Regarding Orbit's sprinklers, Wardle noted, "The majority of people that are buying the smart sprinkler timer are replacing a working, perfectly good sprinkler timer." They're not just waiting for their old model to break down, but seeking out smarts for their timer.
Chris Klein, the CEO of Rachio, agreed. "Look at the aisle of Home Depot or Lowe's," he said. "It's just dominated by internet connected controllers. It's literally becoming the standard."
Klein mentioned "tech gurus" that want to make their home smart as fast as possible, but noted "That's still the base, but as things like drought influence outdoor water use and make conservation more of a purposeful activity, you're gonna see a new persona kind of come in and that's kind of what we're seeing from our consumer insights."
After reviewing a couple of models, including the Rachio and Orbit sprinklers, I can attest that everyone who has a sprinkler system can benefit from a smart sprinkler. While old-fashioned control panels can be tedious to operate, smart controllers let you manage your sprinklers from an app on your phone.
The best ones can accurately do the scheduling work for you and monitor the weather over Wi-Fi, so you don't even have to manage your sprinklers if you don't want to. Plus, they can save you water by watching the weather and smartening up your watering routine, so if you have a sprinkler system, you stand to be paid back for your initial investment in the controller upgrade.

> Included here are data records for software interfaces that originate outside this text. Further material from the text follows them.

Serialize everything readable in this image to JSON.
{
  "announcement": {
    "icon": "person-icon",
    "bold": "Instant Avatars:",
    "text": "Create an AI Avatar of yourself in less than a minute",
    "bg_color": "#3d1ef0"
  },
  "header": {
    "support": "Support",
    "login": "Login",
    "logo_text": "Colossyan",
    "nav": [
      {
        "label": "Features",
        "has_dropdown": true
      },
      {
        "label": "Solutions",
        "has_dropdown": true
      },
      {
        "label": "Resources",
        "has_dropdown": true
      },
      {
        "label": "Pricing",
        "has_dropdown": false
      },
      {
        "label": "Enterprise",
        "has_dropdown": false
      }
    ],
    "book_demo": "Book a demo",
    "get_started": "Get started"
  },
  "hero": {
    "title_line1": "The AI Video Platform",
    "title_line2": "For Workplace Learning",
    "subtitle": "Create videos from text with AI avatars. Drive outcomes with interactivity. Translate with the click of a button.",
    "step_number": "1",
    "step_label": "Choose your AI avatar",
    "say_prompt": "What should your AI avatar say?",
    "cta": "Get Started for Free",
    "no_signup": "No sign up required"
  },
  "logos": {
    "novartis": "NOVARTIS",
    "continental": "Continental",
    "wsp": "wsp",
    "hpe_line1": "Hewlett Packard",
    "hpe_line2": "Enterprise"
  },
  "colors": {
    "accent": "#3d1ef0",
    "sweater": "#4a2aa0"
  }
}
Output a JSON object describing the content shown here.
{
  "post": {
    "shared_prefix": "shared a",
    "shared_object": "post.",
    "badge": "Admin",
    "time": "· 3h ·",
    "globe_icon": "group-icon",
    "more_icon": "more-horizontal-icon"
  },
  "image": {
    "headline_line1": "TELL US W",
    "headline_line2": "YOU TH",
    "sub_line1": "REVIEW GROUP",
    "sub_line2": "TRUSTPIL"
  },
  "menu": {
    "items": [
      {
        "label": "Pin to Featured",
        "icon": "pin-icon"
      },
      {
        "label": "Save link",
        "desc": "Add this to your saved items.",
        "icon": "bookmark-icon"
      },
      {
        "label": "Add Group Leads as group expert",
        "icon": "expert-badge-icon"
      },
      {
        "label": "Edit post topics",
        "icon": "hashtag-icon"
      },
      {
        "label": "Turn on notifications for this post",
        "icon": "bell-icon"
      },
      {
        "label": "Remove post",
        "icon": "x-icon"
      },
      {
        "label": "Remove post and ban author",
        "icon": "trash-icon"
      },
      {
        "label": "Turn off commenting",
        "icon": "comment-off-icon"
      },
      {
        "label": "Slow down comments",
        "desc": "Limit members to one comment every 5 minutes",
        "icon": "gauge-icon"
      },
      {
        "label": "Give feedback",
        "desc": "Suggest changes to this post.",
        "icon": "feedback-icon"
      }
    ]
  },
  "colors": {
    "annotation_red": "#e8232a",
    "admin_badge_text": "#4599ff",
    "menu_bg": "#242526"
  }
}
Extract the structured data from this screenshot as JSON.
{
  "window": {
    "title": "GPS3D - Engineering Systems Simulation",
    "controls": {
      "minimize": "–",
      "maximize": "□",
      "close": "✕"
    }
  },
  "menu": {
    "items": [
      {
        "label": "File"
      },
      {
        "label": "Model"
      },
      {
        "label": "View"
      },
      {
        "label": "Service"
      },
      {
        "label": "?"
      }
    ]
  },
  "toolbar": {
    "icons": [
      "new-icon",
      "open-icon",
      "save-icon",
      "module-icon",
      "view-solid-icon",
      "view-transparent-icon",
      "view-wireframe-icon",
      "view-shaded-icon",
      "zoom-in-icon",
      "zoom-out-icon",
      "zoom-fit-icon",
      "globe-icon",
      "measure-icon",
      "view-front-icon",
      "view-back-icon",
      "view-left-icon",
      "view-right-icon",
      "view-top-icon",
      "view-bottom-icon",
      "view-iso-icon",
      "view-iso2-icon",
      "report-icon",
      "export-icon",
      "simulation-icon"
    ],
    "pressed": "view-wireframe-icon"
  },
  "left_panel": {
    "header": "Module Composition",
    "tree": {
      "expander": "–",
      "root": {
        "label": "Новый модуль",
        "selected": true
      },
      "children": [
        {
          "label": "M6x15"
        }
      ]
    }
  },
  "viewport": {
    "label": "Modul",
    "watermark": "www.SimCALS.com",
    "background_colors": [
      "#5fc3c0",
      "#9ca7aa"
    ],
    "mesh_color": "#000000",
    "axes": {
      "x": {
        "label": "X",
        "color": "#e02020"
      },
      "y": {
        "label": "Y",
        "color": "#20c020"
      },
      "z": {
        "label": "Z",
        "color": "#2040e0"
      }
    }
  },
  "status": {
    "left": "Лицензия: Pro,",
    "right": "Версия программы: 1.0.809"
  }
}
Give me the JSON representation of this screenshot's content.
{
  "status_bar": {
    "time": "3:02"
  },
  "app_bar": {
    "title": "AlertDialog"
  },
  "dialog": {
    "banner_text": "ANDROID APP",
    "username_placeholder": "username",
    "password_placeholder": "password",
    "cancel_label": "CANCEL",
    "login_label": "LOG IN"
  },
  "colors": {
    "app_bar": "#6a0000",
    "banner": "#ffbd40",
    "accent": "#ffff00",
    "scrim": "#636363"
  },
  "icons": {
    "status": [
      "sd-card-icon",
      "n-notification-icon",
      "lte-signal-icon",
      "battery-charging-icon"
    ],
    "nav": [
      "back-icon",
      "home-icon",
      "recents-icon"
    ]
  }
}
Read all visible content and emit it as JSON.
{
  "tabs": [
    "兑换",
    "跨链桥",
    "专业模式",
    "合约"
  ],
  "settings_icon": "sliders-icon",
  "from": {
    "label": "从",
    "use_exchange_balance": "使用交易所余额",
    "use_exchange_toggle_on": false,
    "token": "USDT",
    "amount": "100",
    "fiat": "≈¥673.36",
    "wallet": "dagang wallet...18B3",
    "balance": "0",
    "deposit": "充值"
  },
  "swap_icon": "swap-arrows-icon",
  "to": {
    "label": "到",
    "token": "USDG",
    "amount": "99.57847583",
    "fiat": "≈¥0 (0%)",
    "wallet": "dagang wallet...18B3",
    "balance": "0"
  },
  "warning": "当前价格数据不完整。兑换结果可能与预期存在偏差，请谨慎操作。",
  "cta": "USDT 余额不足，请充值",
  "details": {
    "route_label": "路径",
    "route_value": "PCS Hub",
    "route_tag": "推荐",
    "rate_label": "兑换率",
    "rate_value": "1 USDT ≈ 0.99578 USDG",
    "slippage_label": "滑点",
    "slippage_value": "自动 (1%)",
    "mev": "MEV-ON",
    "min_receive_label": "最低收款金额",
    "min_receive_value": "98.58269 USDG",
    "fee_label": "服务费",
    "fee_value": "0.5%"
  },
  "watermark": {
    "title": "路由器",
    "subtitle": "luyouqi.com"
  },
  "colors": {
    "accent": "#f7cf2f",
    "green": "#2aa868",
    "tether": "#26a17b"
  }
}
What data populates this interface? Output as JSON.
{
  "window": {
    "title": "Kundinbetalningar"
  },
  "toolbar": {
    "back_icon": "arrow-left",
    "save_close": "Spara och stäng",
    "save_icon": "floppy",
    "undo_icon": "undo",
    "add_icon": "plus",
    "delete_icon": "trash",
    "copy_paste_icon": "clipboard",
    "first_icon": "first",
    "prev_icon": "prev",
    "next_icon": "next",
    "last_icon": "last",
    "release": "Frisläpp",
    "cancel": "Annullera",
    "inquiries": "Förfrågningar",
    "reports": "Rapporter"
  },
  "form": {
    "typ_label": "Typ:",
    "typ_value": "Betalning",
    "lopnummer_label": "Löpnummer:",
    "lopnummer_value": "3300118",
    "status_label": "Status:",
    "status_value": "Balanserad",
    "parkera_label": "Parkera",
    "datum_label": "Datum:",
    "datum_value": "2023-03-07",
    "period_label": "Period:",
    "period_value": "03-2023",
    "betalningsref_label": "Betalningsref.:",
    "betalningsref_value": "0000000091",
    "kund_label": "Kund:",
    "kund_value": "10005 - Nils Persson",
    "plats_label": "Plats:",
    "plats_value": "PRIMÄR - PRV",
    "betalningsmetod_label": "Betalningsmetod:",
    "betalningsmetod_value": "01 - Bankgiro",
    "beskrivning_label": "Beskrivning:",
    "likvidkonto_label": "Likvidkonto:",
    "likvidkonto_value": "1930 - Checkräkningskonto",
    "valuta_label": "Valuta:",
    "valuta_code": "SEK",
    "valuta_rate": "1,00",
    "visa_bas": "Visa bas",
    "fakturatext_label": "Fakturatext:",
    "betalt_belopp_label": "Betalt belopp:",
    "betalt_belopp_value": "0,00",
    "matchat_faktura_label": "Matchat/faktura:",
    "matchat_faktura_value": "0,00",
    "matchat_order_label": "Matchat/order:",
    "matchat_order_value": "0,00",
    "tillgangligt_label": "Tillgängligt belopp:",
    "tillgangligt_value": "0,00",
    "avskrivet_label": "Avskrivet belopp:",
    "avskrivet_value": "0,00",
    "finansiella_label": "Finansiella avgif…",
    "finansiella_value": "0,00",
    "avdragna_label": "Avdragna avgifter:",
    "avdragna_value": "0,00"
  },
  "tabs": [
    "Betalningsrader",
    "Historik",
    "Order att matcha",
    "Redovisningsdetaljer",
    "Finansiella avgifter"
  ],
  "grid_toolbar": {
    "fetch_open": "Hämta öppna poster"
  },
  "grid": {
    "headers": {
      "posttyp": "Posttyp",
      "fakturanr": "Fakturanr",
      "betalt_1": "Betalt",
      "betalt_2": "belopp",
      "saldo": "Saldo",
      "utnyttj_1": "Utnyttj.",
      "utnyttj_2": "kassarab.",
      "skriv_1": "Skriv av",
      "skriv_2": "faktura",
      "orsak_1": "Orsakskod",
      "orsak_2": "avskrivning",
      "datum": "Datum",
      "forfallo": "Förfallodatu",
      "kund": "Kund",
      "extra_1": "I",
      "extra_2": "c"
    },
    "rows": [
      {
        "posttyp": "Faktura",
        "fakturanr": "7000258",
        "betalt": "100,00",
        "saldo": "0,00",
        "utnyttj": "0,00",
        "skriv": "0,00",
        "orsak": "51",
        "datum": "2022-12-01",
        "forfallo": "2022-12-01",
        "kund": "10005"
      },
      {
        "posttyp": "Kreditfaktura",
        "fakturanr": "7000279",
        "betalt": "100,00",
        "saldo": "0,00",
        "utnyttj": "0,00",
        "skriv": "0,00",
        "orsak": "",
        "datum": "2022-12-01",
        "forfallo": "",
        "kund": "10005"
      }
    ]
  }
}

Smart sprinklers seem to have flourished while plant sensors faltered by offering a clear benefit and a polished user experience to a specific group of consumers.